We ordinary knitters might like to use much smaller letters than this one to knit a loved one’s name or a secret message into a Christmas stocking or the hem of a sweater. Or, how about knitting a favorite quote into a mitten or sock? If you’re like me, the difficulty of charting a phrase, much less a poem, means not even trying.
I’ve recently come across two great resources for charting letters for knitted colorwork. First of all, there’s Chemknits’ assembly of alphabet charts. This post lists links to more than 40 charted alphabets – lots of different letter styles and sizes, plus Hebrew and Greek letters.
WinRKA is a simple freeware application that will chart a name, word, phrase, or a whole message or poem for you. You specify your own stitch and row gauges, how many blank lines you want between lines of text, how many blank stitches between letters, and so on – then type in your message, and voilà –WinRKA generates a printable chart for you. No font choices; letters are sans serif capitals – but you can choose font width. You can specify centered, right- or left-justified, or fully justified text, and numerals and basic punctuation marks and symbols are available as well (period, comma, question mark, quotes, etc.). For Windows only (95, 98, ME, 2000, XP); no Mac version. Download WinRKA here.

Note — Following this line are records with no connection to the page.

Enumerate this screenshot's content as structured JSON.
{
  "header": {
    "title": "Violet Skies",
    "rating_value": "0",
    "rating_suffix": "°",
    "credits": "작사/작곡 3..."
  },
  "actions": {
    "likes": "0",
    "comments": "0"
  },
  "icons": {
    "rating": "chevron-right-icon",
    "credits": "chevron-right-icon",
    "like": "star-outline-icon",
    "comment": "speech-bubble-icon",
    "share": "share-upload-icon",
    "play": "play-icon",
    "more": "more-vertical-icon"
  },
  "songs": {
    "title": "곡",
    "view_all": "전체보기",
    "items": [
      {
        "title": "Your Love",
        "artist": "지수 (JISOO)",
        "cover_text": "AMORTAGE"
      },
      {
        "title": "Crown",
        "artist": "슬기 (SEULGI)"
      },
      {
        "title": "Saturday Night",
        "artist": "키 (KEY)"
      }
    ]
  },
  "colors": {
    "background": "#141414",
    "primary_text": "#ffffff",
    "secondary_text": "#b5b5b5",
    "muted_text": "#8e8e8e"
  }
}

Patterns and projects for textual inspirationLynny’s Dale sweater, knitted for her firefighter son, has the message “from heaven to the gates of hell and back to heaven again,” plus his name and the date, inside the hem.
Susette Newberry’s P Chullo hat pattern is a free Ravelry download, designed for her P is for Peru abecedarium post. The pattern has a full alphabet chart so you can knit your own message into the hat, as Susette did, plus a second chart for triangular initials for the earflaps:

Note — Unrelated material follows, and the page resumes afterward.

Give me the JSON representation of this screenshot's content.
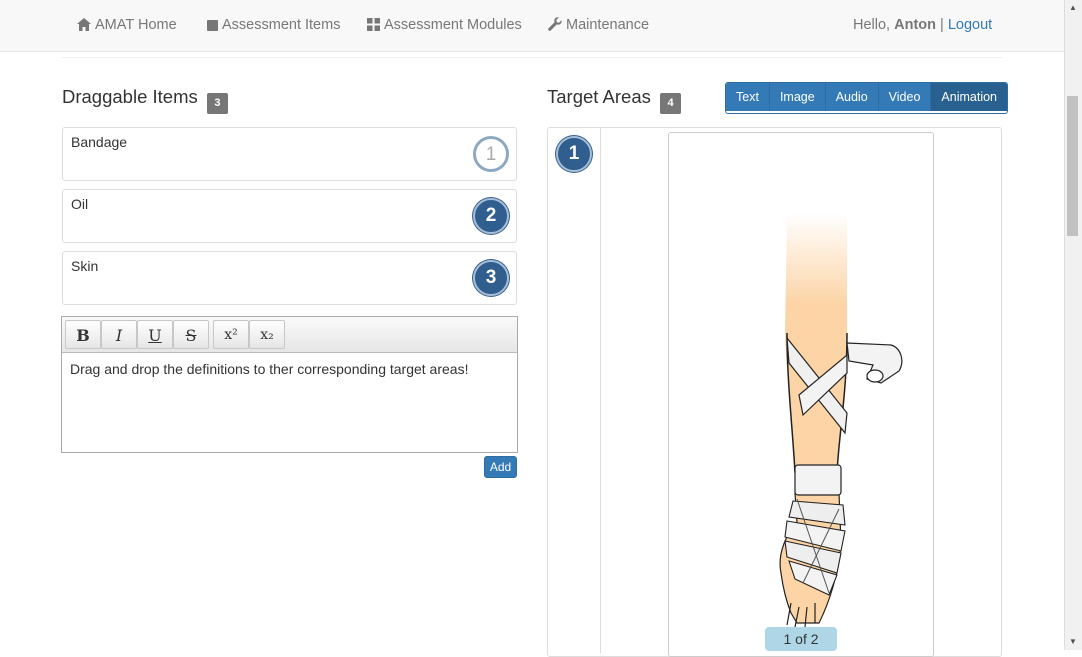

You’ll find several glove, mitten and sock patterns on Ravelry that feature knitted-in poems or other quotations:
Left: Nanette Blanchard’s Bewitching Gloves, with the witches’ chorus from Shakespeare’s MacBeth on the gauntlet. Center: The Poetry Mittens were designed to accompany a Piecework article on the 18th- and 19th-century tradition of poetry on mittens; the poem goes
"When snow swirls
We begin to dream
Of dancing firelight
And hasten gaily home
And words to
Warm them. "
On the right, the Pearls of Wisdom socks appeared in Socks, Socks, Socks from XRX Books (1998). They feature the last few lines of Pablo Neruda’s poem, “Ode to My Socks” in the original Spanish (English translation by Robert Bly; or listen to Neruda read the poem). The pattern is not available online, but the book can often be found in libraries, or you could reverse-engineer them.
Two wintry patterns:
On the I Heard the Bells mittens: the first stanza of Longfellow’s “Christmas Bells,” familiar as a carol. Christmas stockings often have names or messages knitted into them – above, the Peace stocking. Patterns usually include alphabet charts so you can choose your message or name.
Perhaps you’ve got a political opinion to express, as all three of these free patterns do:
With a creative combination of stranded knitting and intarsia, Laura Chamberlain’s Inspiration scarf reproduces this quote from an 2008 Obama campaign speech:
“When we’ve faced down impossible odds: Been told that we’re not ready, or that we shouldn’t try, or that we can’t, generations of Americans have responded with a simple creed that sums up the spirit of a people… YES WE CAN!!”
The short version - Jaala Spiro’s Yes We Can Hat. And at right, Lisa Anne Auerbach’s Body Count Mittens are designed to memorialize war casualties – the dates and numbers will vary, depending on when you knit them. See more of Auerbach’s work here.
Of course, you needn’t knit in English or another Western language. The sock patterns below both feature the Arabic word for “blessing”:
Miriam Felton’s Blessing socks – Baraka/Blessing socks from Dar Anahita. This would be a nice sentiment for a baby hat or sweater, too. Find charts for Arabic letters, inscriptions and Quran verses at Islamic and Arabic Cross-stitch and Islamic Cross Stitch Patterns.
I haven’t been able to find good sources for charted Chinese or Japanese Kanji characters. Here are just a few charts I came across – let me know if you find anything else:
Patterns featuring kanji on Ravelry
Kanji charts for Chinese birth years (from Knitty tabi sock pattern)
Patterns featuring Chinese characters on Ravelry
Writing in laceFinally, if lace is your preferred medium, Bridget Rorem’s Lace Alphabets Scarf Sampler (available from Schoolhouse Press) has two alphabets you can use to knit messages into any lace project.
Rorem’s Near Solstice Shawl, for instance, has an original haiku knitted along the top edge (unfortunately I can’t find a better photo).
Have you knitted a message or statement into a project? If you have a good photo, please comment and give us a link!